BEGIN Given data

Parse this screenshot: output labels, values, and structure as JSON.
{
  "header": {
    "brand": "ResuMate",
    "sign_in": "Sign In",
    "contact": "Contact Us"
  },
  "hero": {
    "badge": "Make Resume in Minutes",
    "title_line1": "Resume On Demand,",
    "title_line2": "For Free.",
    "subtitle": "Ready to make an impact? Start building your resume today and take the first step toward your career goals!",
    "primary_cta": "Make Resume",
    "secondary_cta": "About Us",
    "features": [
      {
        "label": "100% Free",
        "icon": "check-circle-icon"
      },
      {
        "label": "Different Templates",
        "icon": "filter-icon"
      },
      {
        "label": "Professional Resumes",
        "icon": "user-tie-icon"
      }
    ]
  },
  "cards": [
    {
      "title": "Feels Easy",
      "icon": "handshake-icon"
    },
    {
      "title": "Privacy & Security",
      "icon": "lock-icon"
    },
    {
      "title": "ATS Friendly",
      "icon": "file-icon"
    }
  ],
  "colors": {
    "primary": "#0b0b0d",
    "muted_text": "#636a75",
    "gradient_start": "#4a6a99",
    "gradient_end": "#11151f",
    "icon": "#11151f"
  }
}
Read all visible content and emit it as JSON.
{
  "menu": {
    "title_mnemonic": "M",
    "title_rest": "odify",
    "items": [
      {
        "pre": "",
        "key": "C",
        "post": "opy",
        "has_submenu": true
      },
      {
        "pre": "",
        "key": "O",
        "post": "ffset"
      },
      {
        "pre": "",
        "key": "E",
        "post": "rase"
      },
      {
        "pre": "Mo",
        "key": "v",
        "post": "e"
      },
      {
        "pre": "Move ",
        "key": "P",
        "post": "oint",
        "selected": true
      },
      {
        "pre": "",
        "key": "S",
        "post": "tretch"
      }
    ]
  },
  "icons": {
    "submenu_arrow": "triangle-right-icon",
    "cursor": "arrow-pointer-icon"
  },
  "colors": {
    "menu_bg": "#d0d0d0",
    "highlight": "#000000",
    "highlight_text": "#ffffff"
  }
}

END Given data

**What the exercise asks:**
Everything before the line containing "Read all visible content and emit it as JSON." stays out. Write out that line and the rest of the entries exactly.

**Your solution:**
Read all visible content and emit it as JSON.
{
  "menu": {
    "title_mnemonic": "M",
    "title_rest": "odify",
    "items": [
      {
        "pre": "",
        "key": "C",
        "post": "opy",
        "has_submenu": true
      },
      {
        "pre": "",
        "key": "O",
        "post": "ffset"
      },
      {
        "pre": "",
        "key": "E",
        "post": "rase"
      },
      {
        "pre": "Mo",
        "key": "v",
        "post": "e"
      },
      {
        "pre": "Move ",
        "key": "P",
        "post": "oint",
        "selected": true
      },
      {
        "pre": "",
        "key": "S",
        "post": "tretch"
      }
    ]
  },
  "icons": {
    "submenu_arrow": "triangle-right-icon",
    "cursor": "arrow-pointer-icon"
  },
  "colors": {
    "menu_bg": "#d0d0d0",
    "highlight": "#000000",
    "highlight_text": "#ffffff"
  }
}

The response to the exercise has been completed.